Since posting my initial research plan in the spring, further reading has convinced me to slightly adjust my topic. While I was originally set out to uncover the reasons why some people feel uncomfortable at the dentist, I stumbled upon a much larger and perhaps more obvious problem: it’s not that most individuals don’t want to go to the dentist, it’s that many of them cannot go to the dentist. According to a recent study of the National Health Interview Survey, the main cause for adults to avoid the dentist is cost: over 40% of the surveyed population could not afford treatment or had no insurance, whereas only 10% of adults cited fear as the reason they had no recent dental visit. Certain populations within the United States are facing a serious disparity in accessibility to quality oral healthcare; many individuals either lack dental insurance and cannot afford it or don’t have access to a health center offering affordable services.

[Read more…]

Update 1: How the popular music during WWII reflected the political climate in the US

After finishing the first part of my research, I am posting my first update on the information I have found for my investigation into how political climate affects music. As I discussed in my first post, I am specifically investigating the political influence on popular music in America during WWII in contrast to the Vietnam War. In this post, I will be discussing my research on the historical background and music of WWII.

[Read more…]

Universal Influenza Vaccine: Update 1

Over the past week and a half, I have been researching basic facts about the influenza virus and the burden of influenza on the U.S. healthcare system, with an emphasis on the 2017-2018 influenza season. I have also begun to delve into the structure of the influenza virus, though this has been more challenging than I initially expected.

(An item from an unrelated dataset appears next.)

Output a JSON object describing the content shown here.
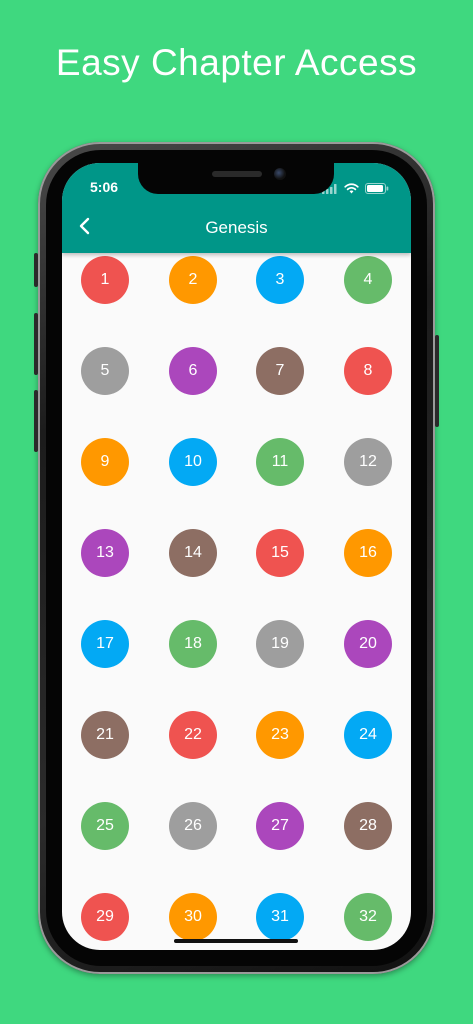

Originally, I had ambitiously planned to extensively cover the detailed structure of the most prevalent influenza virus subtypes and lineages circulating in the United States human population (namely, the A(H3N2) and A(H1N1) influenza A subtypes and the B/Yamagata and B/Victoria influenza B lineages) before launching into my comparison of the various efforts to create a universal flu vaccine. However, I did not anticipate how complicated this structural information truly is and how large the gap is between my current comprehension level and the comprehension level necessary to understand the many scientific articles written about this subject. As a result, my research has been progressing much more slowly than I had hoped. Nevertheless, I am persevering through all of the highly technical language and working my way slowly but surely through the literature. Hopefully, I will be able to get into researching attempts to create a universal flu vaccine and begin my analysis of these efforts in the coming days. As I research, I have been creating a detailed outline of my paper so that once I have finished the research portion of my project, it should be fairly easy (fingers crossed!) to turn my outline into a cohesive, essay format.

[Read more…]

Russian-American Relations in the Media Update 1

At this point in my project I have completed the majority of my research analyzing to what extent the perceptions Russians and Americans have of each other has been influenced by the media. My research consists mostly of articles that analyze both Russian and American newspapers, movies, and television. Furthermore, my research is most concentrated in the time periods during and after the Cold War as they have been and continue to be the most tumultuous times in the countries’ histories.

[Read more…]